| WORK REQUEST |
Word for word, write out the entries that follow, omitting all pictures.

| DATA PROVIDED |
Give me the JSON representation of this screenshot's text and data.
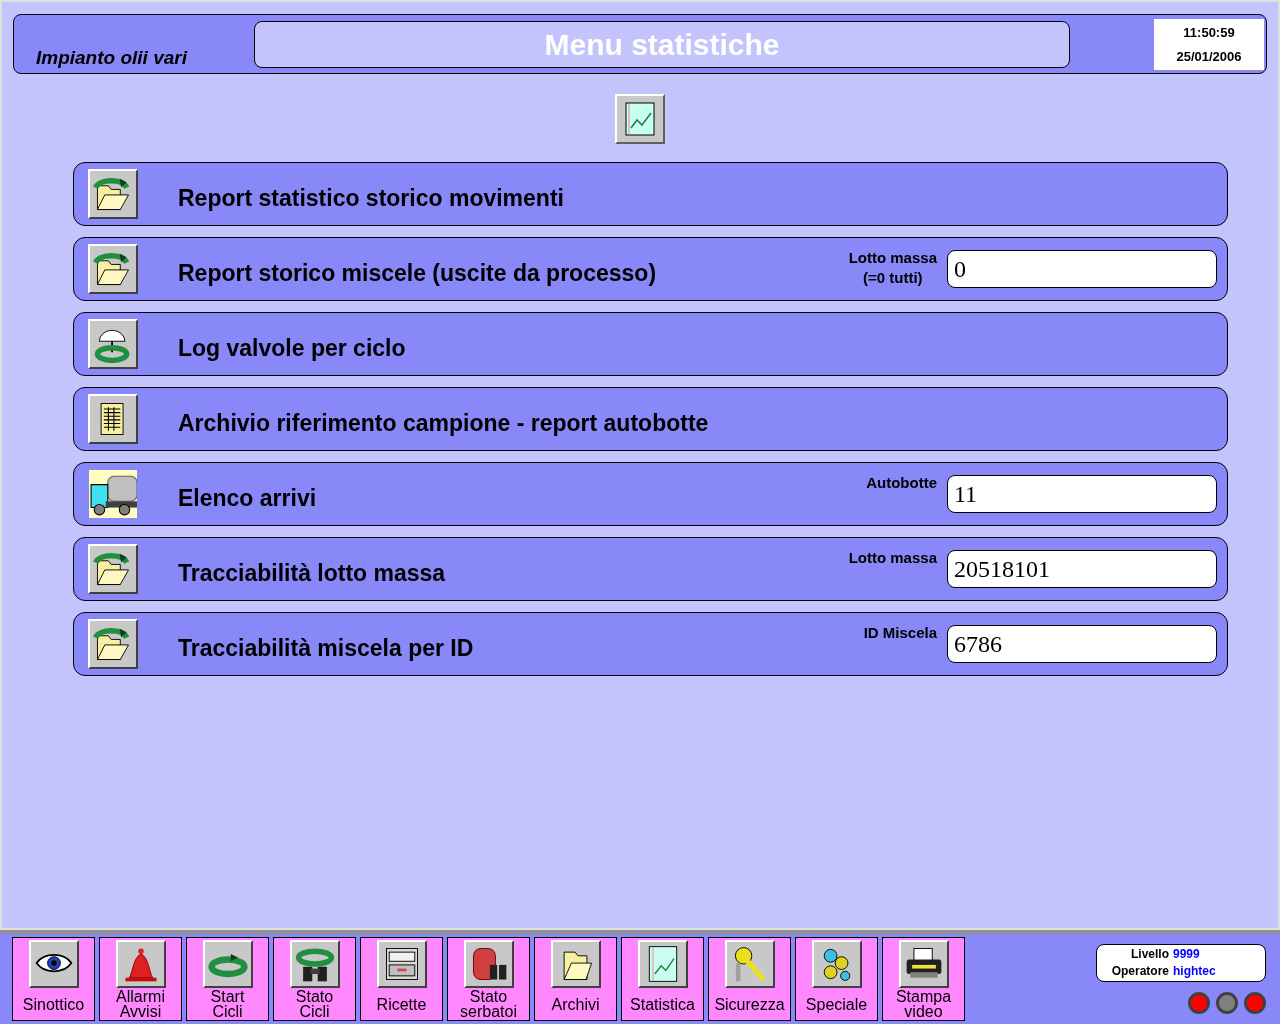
{
  "header": {
    "plant": "Impianto olii vari",
    "title": "Menu statistiche",
    "time": "11:50:59",
    "date": "25/01/2006"
  },
  "menu": [
    {
      "label": "Report statistico storico movimenti",
      "kind": "folder-cycle"
    },
    {
      "label": "Report storico miscele (uscite da processo)",
      "kind": "folder-cycle",
      "field": {
        "label": "Lotto massa",
        "note": "(=0 tutti)",
        "value": "0"
      }
    },
    {
      "label": "Log valvole per ciclo",
      "kind": "valve-cycle"
    },
    {
      "label": "Archivio riferimento campione - report autobotte",
      "kind": "document"
    },
    {
      "label": "Elenco arrivi",
      "kind": "truck",
      "field": {
        "label": "Autobotte",
        "value": "11"
      }
    },
    {
      "label": "Tracciabilità lotto massa",
      "kind": "folder-cycle",
      "field": {
        "label": "Lotto massa",
        "value": "20518101"
      }
    },
    {
      "label": "Tracciabilità miscela per ID",
      "kind": "folder-cycle",
      "field": {
        "label": "ID Miscela",
        "value": "6786"
      }
    }
  ],
  "nav": [
    {
      "label": "Sinottico",
      "kind": "eye"
    },
    {
      "label": "Allarmi\nAvvisi",
      "kind": "bell"
    },
    {
      "label": "Start\nCicli",
      "kind": "cycle"
    },
    {
      "label": "Stato\nCicli",
      "kind": "binoculars-cycle"
    },
    {
      "label": "Ricette",
      "kind": "drawer"
    },
    {
      "label": "Stato\nserbatoi",
      "kind": "tank"
    },
    {
      "label": "Archivi",
      "kind": "folder"
    },
    {
      "label": "Statistica",
      "kind": "chart"
    },
    {
      "label": "Sicurezza",
      "kind": "key"
    },
    {
      "label": "Speciale",
      "kind": "gears"
    },
    {
      "label": "Stampa\nvideo",
      "kind": "printer"
    }
  ],
  "user": {
    "level_label": "Livello",
    "level": "9999",
    "operator_label": "Operatore",
    "operator": "hightec"
  },
  "lamps": [
    {
      "color": "#ff0000"
    },
    {
      "color": "#808080"
    },
    {
      "color": "#ff0000"
    }
  ]
}
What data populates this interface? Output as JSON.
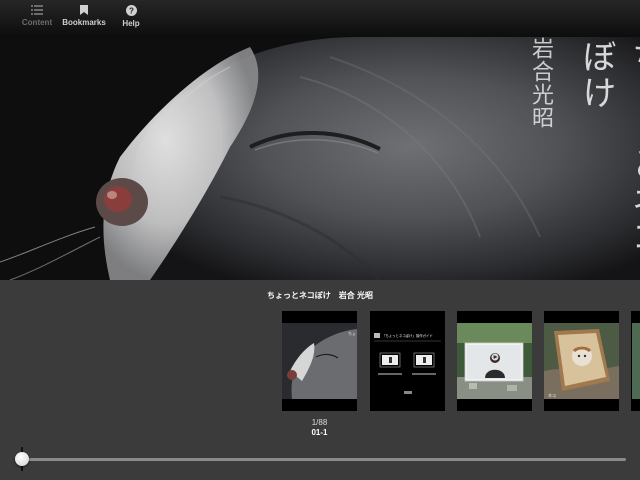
{
  "toolbar": {
    "content_label": "Content",
    "bookmarks_label": "Bookmarks",
    "help_label": "Help"
  },
  "hero": {
    "title_vertical": "ちょっとネコぼけ",
    "author_vertical": "岩合光昭"
  },
  "viewer": {
    "book_title": "ちょっとネコぼけ　岩合 光昭",
    "page_counter": "1/88",
    "page_label": "01-1",
    "current_page": 1,
    "total_pages": 88
  },
  "thumbnails": {
    "items": [
      {
        "name": "cover"
      },
      {
        "name": "guide"
      },
      {
        "name": "video"
      },
      {
        "name": "cat-box"
      },
      {
        "name": "partial"
      }
    ],
    "guide_heading": "『ちょっとネコぼけ』操作ガイド"
  },
  "colors": {
    "toolbar_bg": "#1a1a1a",
    "panel_bg": "#3b3b3b",
    "text_primary": "#ffffff"
  }
}
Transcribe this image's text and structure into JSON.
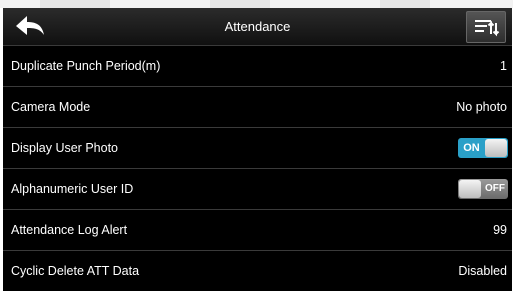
{
  "header": {
    "title": "Attendance",
    "back_icon": "back-arrow-icon",
    "menu_icon": "menu-sort-icon"
  },
  "rows": [
    {
      "label": "Duplicate Punch Period(m)",
      "value": "1"
    },
    {
      "label": "Camera Mode",
      "value": "No photo"
    },
    {
      "label": "Display User Photo",
      "toggle": "ON",
      "state": "on"
    },
    {
      "label": "Alphanumeric User ID",
      "toggle": "OFF",
      "state": "off"
    },
    {
      "label": "Attendance Log Alert",
      "value": "99"
    },
    {
      "label": "Cyclic Delete ATT Data",
      "value": "Disabled"
    }
  ],
  "colors": {
    "toggle_on": "#2aa0c8",
    "toggle_off": "#7a7a7a",
    "background": "#000000",
    "header": "#1e1e1e"
  }
}
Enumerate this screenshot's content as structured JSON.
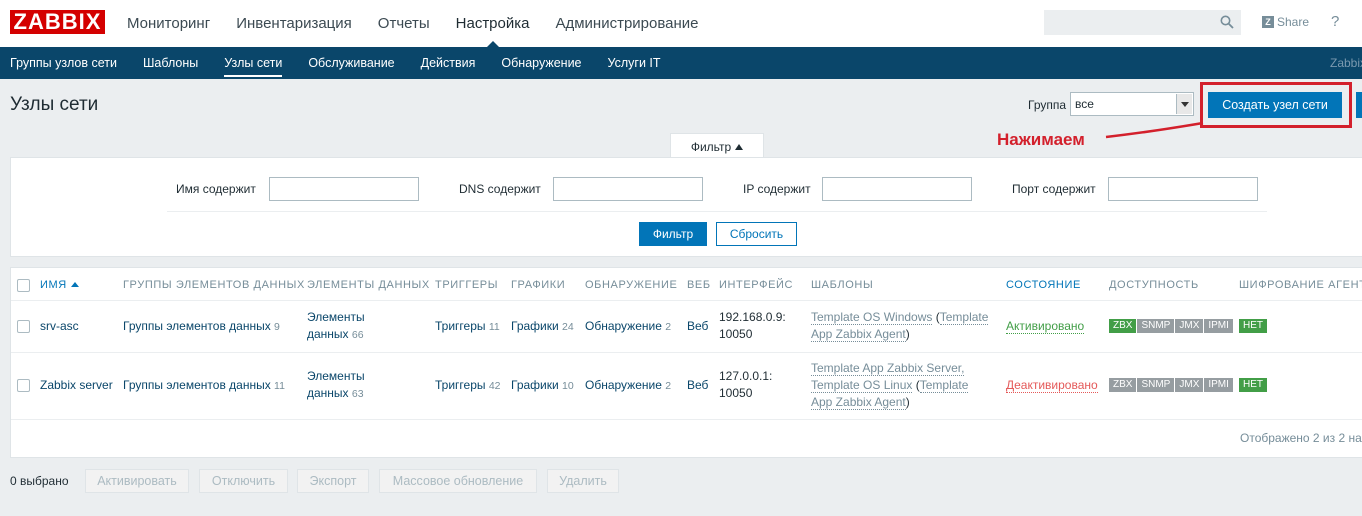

| TASK RESULT |
Give me the JSON representation of this screenshot's text and data.
{
  "header": {
    "plant": "Impianto olii vari",
    "title": "Menu statistiche",
    "time": "11:50:59",
    "date": "25/01/2006"
  },
  "menu": [
    {
      "label": "Report statistico storico movimenti",
      "kind": "folder-cycle"
    },
    {
      "label": "Report storico miscele (uscite da processo)",
      "kind": "folder-cycle",
      "field": {
        "label": "Lotto massa",
        "note": "(=0 tutti)",
        "value": "0"
      }
    },
    {
      "label": "Log valvole per ciclo",
      "kind": "valve-cycle"
    },
    {
      "label": "Archivio riferimento campione - report autobotte",
      "kind": "document"
    },
    {
      "label": "Elenco arrivi",
      "kind": "truck",
      "field": {
        "label": "Autobotte",
        "value": "11"
      }
    },
    {
      "label": "Tracciabilità lotto massa",
      "kind": "folder-cycle",
      "field": {
        "label": "Lotto massa",
        "value": "20518101"
      }
    },
    {
      "label": "Tracciabilità miscela per ID",
      "kind": "folder-cycle",
      "field": {
        "label": "ID Miscela",
        "value": "6786"
      }
    }
  ],
  "nav": [
    {
      "label": "Sinottico",
      "kind": "eye"
    },
    {
      "label": "Allarmi\nAvvisi",
      "kind": "bell"
    },
    {
      "label": "Start\nCicli",
      "kind": "cycle"
    },
    {
      "label": "Stato\nCicli",
      "kind": "binoculars-cycle"
    },
    {
      "label": "Ricette",
      "kind": "drawer"
    },
    {
      "label": "Stato\nserbatoi",
      "kind": "tank"
    },
    {
      "label": "Archivi",
      "kind": "folder"
    },
    {
      "label": "Statistica",
      "kind": "chart"
    },
    {
      "label": "Sicurezza",
      "kind": "key"
    },
    {
      "label": "Speciale",
      "kind": "gears"
    },
    {
      "label": "Stampa\nvideo",
      "kind": "printer"
    }
  ],
  "user": {
    "level_label": "Livello",
    "level": "9999",
    "operator_label": "Operatore",
    "operator": "hightec"
  },
  "lamps": [
    {
      "color": "#ff0000"
    },
    {
      "color": "#808080"
    },
    {
      "color": "#ff0000"
    }
  ]
}
What data populates this interface? Output as JSON.
{
  "toolbar": {
    "content_label": "Content",
    "bookmarks_label": "Bookmarks",
    "help_label": "Help"
  },
  "hero": {
    "title_vertical": "ちょっとネコぼけ",
    "author_vertical": "岩合光昭"
  },
  "viewer": {
    "book_title": "ちょっとネコぼけ　岩合 光昭",
    "page_counter": "1/88",
    "page_label": "01-1",
    "current_page": 1,
    "total_pages": 88
  },
  "thumbnails": {
    "items": [
      {
        "name": "cover"
      },
      {
        "name": "guide"
      },
      {
        "name": "video"
      },
      {
        "name": "cat-box"
      },
      {
        "name": "partial"
      }
    ],
    "guide_heading": "『ちょっとネコぼけ』操作ガイド"
  },
  "colors": {
    "toolbar_bg": "#1a1a1a",
    "panel_bg": "#3b3b3b",
    "text_primary": "#ffffff"
  }
}
Transcribe this image's text and structure into JSON.
{
  "header": {
    "title": "Attendance",
    "back_icon": "back-arrow-icon",
    "menu_icon": "menu-sort-icon"
  },
  "rows": [
    {
      "label": "Duplicate Punch Period(m)",
      "value": "1"
    },
    {
      "label": "Camera Mode",
      "value": "No photo"
    },
    {
      "label": "Display User Photo",
      "toggle": "ON",
      "state": "on"
    },
    {
      "label": "Alphanumeric User ID",
      "toggle": "OFF",
      "state": "off"
    },
    {
      "label": "Attendance Log Alert",
      "value": "99"
    },
    {
      "label": "Cyclic Delete ATT Data",
      "value": "Disabled"
    }
  ],
  "colors": {
    "toggle_on": "#2aa0c8",
    "toggle_off": "#7a7a7a",
    "background": "#000000",
    "header": "#1e1e1e"
  }
}
Enumerate this screenshot's content as structured JSON.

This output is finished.